(Recorded data Opens)

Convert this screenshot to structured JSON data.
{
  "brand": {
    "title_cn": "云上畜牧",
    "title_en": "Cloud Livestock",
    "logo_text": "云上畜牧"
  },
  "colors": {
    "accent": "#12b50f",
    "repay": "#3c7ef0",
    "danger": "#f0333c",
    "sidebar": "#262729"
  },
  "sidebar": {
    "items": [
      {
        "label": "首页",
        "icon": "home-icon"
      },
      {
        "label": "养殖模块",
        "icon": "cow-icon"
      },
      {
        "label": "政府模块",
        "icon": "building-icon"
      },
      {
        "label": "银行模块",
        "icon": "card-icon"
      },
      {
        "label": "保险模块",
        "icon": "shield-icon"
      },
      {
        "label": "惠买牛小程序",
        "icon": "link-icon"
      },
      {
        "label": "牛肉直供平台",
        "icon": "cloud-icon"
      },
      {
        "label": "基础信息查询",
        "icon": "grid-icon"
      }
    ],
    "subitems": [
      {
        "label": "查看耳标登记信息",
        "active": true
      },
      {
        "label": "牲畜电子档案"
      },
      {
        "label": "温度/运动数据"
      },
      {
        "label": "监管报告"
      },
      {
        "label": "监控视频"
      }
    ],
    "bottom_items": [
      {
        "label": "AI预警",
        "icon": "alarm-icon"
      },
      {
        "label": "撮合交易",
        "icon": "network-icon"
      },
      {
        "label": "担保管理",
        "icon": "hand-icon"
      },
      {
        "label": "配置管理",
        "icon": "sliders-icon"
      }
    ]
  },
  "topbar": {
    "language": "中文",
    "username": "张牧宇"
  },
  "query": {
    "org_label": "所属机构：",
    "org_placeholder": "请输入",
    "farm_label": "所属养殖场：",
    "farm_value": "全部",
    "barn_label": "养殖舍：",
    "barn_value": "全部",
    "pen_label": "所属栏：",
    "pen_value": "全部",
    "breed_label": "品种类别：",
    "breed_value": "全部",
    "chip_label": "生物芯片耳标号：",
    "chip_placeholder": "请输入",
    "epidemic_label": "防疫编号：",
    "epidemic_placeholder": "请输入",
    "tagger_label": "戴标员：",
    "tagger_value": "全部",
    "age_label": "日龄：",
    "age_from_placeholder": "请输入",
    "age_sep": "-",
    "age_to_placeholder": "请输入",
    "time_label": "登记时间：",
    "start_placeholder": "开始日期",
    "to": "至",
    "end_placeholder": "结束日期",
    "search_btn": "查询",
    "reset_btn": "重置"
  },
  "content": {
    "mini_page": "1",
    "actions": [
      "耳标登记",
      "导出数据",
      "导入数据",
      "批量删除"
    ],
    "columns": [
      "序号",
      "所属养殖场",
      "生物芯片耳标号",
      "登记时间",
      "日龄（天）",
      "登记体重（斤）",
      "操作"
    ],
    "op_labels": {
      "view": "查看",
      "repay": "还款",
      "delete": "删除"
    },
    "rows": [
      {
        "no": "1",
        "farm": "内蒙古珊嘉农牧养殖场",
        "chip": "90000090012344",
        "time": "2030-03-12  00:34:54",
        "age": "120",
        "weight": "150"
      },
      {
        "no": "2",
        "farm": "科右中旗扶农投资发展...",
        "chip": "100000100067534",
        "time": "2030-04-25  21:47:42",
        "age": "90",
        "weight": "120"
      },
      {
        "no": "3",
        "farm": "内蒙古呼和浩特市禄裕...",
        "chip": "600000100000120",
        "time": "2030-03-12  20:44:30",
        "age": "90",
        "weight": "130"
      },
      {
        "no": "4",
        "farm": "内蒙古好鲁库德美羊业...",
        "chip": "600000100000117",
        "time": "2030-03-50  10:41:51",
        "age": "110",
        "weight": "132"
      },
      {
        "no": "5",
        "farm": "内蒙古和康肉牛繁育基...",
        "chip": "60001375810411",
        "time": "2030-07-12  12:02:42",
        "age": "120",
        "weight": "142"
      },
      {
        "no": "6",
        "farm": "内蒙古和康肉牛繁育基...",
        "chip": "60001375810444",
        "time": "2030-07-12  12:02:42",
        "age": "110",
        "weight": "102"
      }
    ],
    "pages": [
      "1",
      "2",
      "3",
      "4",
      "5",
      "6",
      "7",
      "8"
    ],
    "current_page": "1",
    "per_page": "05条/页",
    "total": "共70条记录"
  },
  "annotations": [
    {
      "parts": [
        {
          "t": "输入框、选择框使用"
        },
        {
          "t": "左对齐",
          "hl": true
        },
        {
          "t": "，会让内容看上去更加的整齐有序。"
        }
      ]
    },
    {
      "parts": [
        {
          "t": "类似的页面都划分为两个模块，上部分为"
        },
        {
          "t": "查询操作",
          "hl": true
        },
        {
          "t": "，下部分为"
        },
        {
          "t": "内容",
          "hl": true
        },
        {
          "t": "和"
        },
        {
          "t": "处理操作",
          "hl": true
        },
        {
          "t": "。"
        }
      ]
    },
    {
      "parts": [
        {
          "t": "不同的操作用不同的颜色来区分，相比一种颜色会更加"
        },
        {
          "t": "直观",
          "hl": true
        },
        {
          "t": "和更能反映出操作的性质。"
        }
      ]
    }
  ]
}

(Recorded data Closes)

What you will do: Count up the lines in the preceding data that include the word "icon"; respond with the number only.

Solution for this problem: 12